Assistant Professor of English DeSales Harrison delighted parents and students alike this past Saturday, Nov. 12, with his reading of Wallace Stevens’s “The Idea of Order at Key West.” The presentation, one of the many special events planned for Parents’ Weekend, was designed to highlight the importance of poetry in a liberal arts setting.
Harrison’s lecture sought to uncover why the humanities, despite being — as he noted with a smirk — “opaque, meaningless, difficult and without practical applications in the world,” are central to an understanding of the self.
“The question that we must always ask is ‘Who’s speaking?’” Harrison said. “This question — who we are — is the question to which the entirety of the humanities dedicates itself.”
Stevens’ “The Idea of Order at Key West” investigates, among other things, the role of language in our lives and the way we interpret the world around us and give it meaning. The poem, Harrison explained, is a testament to the necessity of the humanities: only through language can we attribute meaning to our own lives and communicate such meaning to other individuals.
“There is no world aside from that which we make for ourselves — through singing, through language, through all forms of communication with others,” Harrison said. “Each one of us is the single artificer of our world — but our minds are separate.
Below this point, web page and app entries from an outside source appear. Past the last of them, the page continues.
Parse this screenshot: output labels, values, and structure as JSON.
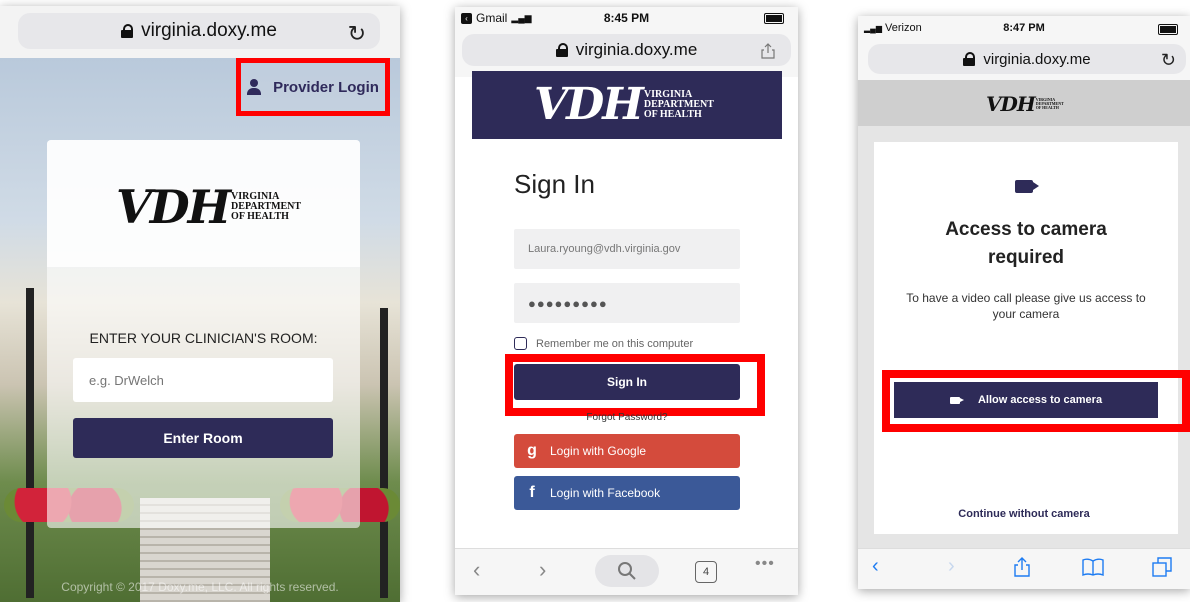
{
  "screen1": {
    "url": "virginia.doxy.me",
    "provider_login": "Provider Login",
    "logo": {
      "letters": "VDH",
      "line1": "VIRGINIA",
      "line2": "DEPARTMENT",
      "line3": "OF HEALTH"
    },
    "room_label": "ENTER YOUR CLINICIAN'S ROOM:",
    "room_placeholder": "e.g. DrWelch",
    "enter_room": "Enter Room",
    "copyright": "Copyright © 2017 Doxy.me, LLC. All rights reserved."
  },
  "screen2": {
    "status": {
      "app": "Gmail",
      "time": "8:45 PM"
    },
    "url": "virginia.doxy.me",
    "logo": {
      "letters": "VDH",
      "line1": "VIRGINIA",
      "line2": "DEPARTMENT",
      "line3": "OF HEALTH"
    },
    "title": "Sign In",
    "email_value": "Laura.ryoung@vdh.virginia.gov",
    "password_mask": "●●●●●●●●●",
    "remember_label": "Remember me on this computer",
    "signin_label": "Sign In",
    "forgot_label": "Forgot Password?",
    "google_label": "Login with Google",
    "facebook_label": "Login with Facebook",
    "google_color": "#d44b3c",
    "facebook_color": "#3b5998",
    "tabs_count": "4"
  },
  "screen3": {
    "status": {
      "carrier": "Verizon",
      "time": "8:47 PM"
    },
    "url": "virginia.doxy.me",
    "logo": {
      "letters": "VDH",
      "line1": "VIRGINIA",
      "line2": "DEPARTMENT",
      "line3": "OF HEALTH"
    },
    "heading_line1": "Access to camera",
    "heading_line2": "required",
    "message": "To have a video call please give us access to your camera",
    "allow_label": "Allow access to camera",
    "continue_label": "Continue without camera"
  },
  "colors": {
    "brand_navy": "#2e2b58",
    "highlight": "#ff0000"
  }
}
And so we live in language.”
Though Stevens’ carefully crafted verse enchanted the audience, it was Harrison’s erudition and wit that took center stage as he unearthed the meaning behind the modernist poem. Harrison’s meticulous analysis was punctuated by numerous quotations from other works, a brief look at the etymology of the word ‘poem’ (from the Greek poesis, to make) and a series of humorous anecdotes about Stevens’ career as a bond lawyer.
One of the salient images in Stevens’ poem is the ocean, and Harrison devoted much of his analysis to defining the role that water plays in modernist poetry. Citing Stevens, as well as Elizabeth Bishop and Robert Frost, Harrison described the portrayal of the ocean as a body of deep knowledge that is both immense and constantly changing. The land, Harrison said, symbolizes the realm of knowledge that is concrete, while the realm of knowledge represented by water is intangible. These two realms mark the essential distinction between the sciences and the humanities.
“As we approach the shore of knowledge we can know, we constantly rub up against that which we can’t know; these things are the humanities,” Harrison said. “Stevens is so interested in why poetry is special — being a bond lawyer fills our needs — but Stevens is constantly meditating on what it means to be something more, to reach into that region or realm we cannot occupy.”
In an era where science-related jobs seem to be providing endless opportunities for college graduates, Harrison’s reading proved to be a refreshing reminder of the power of language. In his closing statements, Harrison directly addressed the parents in the audience, asking them not to dismiss a humanities-based education.
“If you’ve ever wondered, ‘Why am I spending $160,000 for you to get a degree in English?’ Stevens is trying to address the issue. ‘What are you going to do with that?’” Harrison said. “Our human destiny...is words.”